Last week, I wrote a story about the ongoing trend of eating out for dinner on Thanksgiving, how more and more restaurants are getting booked up for a holiday meal that was once a rock-solid, home-cooked tradition. Now, more than ever, folks are leaving the cooking and the serving to the pros.
We wanted to test this trend for ourselves -- and it went off without a hitch. We ate at the Pilothouse Restaurant on board the historic Delta King riverboat in Old Sacramento. It was a buffet-style dinner with a nice selection food and good cooking. What's more, the restaurant staff was excellent -- very friendly, attentive, and professional. I certainly appreciated that they were working on the holiday. I hope the many other patrons did, too -- and tipped accordingly.
We chose the Delta King because we were looking for something more intimate than the large hotel buffets we have experienced during previous Thanksgivings. Those hotels -- the Sheraton Grand and the Hyatt Regency downtown -- both have very good buffets. But they have become so popular that, even with reservations, there was plenty of waiting around before we actually got to our table. Last year, the Sheraton actually asked for our credit card before we were even shown to our table. There's something about paying and then standing around in a lobby for 35 minutes that rubbed us the wrong way.
At the Delta King, we experienced nothing but first-rate customer service from the moment we stepped onto this historic and charming 285-foot boat with the huge red paddle wheel. There was no wait for our table.
Our window table gave us an expansive view as the sun set on the Sacramento River. A server promptly took our drink order and, faster than you can say "tryptophan-induced sleep coma," we were standing in front of the sprawling buffet. Everything went smoothly and there were no large lines at any of the spots along the buffet.
Several slices of turkey, a heaping scoop of dressing, green beans, two servings of poached salmon, creamy mashed potatoes -- I was just getting warmed up. I also had a plate of salad, with an assortment of cheeses, crackers and bread, as well as tasty shrimp and cocktail sauce.
Did I mention that I worked out earlier in the day and didn't eat anything but vegetable juice prior to the meal? I knew what was coming. On Thanksgiving, you either do that or wear slacks with an elastic waist!
I had room for one more plate -- two slabs of prime rib from the carving station, more green beans and a small serving of candied yams. Throughout the meal, our server checked on us several times and I watched several other employees running a tight ship -- clearing tables, setting tables, greeting guests, bringing drinks, all with plenty of smiles. It was impressive.

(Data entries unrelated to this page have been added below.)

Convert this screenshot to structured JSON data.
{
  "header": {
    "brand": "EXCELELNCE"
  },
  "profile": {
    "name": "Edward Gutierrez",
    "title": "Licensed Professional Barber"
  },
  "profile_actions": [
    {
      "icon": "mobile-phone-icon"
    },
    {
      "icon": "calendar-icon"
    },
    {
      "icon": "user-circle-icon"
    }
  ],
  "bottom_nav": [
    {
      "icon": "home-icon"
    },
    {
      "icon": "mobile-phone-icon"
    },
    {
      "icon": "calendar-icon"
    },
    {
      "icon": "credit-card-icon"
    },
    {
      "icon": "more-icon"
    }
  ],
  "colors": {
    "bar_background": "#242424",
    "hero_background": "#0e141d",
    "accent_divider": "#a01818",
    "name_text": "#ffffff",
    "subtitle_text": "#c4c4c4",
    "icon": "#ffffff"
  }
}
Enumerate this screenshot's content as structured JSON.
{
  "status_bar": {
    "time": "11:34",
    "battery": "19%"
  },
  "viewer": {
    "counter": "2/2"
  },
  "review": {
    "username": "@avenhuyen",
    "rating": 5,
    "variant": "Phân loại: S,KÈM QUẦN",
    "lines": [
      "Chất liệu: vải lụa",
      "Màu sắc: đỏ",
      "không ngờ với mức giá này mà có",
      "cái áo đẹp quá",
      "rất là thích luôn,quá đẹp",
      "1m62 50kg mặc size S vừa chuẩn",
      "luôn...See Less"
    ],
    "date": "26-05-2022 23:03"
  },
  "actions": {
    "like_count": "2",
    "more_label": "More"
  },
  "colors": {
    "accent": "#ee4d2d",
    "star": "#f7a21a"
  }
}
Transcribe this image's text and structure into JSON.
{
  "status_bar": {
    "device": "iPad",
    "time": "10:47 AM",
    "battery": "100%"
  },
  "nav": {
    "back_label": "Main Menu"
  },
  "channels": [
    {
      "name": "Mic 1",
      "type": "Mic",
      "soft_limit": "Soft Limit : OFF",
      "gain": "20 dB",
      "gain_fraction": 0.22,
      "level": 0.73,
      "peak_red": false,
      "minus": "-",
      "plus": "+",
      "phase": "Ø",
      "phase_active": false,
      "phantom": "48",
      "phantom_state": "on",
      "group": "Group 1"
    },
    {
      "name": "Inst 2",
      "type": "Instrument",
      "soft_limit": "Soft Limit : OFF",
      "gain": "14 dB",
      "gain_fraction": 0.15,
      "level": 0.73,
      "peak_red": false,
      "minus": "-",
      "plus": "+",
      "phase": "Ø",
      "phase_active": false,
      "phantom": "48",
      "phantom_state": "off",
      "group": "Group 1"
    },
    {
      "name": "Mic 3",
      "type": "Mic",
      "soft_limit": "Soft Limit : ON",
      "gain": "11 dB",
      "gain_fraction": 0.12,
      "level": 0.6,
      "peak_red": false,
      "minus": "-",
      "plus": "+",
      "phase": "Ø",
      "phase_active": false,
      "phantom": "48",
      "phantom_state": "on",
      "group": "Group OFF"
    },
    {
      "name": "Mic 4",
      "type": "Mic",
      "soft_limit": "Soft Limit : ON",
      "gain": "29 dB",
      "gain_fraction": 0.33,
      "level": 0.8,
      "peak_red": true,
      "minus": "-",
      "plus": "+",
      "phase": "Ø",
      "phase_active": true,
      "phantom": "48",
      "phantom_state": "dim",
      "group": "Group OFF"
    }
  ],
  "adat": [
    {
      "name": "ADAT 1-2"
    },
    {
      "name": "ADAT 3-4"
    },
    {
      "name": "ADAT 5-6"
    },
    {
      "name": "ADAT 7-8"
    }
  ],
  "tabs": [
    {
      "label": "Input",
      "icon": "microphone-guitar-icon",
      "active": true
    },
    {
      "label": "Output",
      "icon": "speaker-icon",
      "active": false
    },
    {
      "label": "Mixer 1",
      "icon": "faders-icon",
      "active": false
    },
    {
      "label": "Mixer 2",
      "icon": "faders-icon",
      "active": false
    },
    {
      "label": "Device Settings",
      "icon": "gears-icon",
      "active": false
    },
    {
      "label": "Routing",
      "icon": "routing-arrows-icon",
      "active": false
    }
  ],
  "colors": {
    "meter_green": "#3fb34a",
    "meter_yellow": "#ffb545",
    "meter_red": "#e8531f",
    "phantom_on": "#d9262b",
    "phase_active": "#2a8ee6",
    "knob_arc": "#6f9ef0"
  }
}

Then came the dessert -- pumpkin pie with whipped cream, pecan pie and bread pudding. OK, now I was stuffed. But we had anticipated that, too.
The Delta King is a 30-minute walk from our house, so Lynn and I decided to walk there and back. That's an hour of strolling, and it's especially nice to walk off such a large meal. On the way home, we took a slight detour up K Street, past the ice rink (there were only two skaters) and up a street that only recently opened to cars for the first time in 42 years (we didn't spot a single car moving, though one was parked in a loading zone).
Going out for Thanksgiving probably works best for childless couples or parents with one or two kids. Large holiday gatherings are still done best at home. At the Delta King, we spotted few children at the tables. Most of the customers were couples or groups of adults. For these folks, going to all of the trouble and expense of making turkey with all the trimmings probably wasn't worth it. Turkey, as simple as it seems, is notoriously difficult to get right. Executive Chef Julian Vasquez and his kitchen staff clearly know what they're doing.
This superb meal helped remind us of everything for which we have to be thankful. But most of all, we're thankful to all of the thoughtful and hard-working employees at the Pilothouse who teamed up to make the meal such a treat.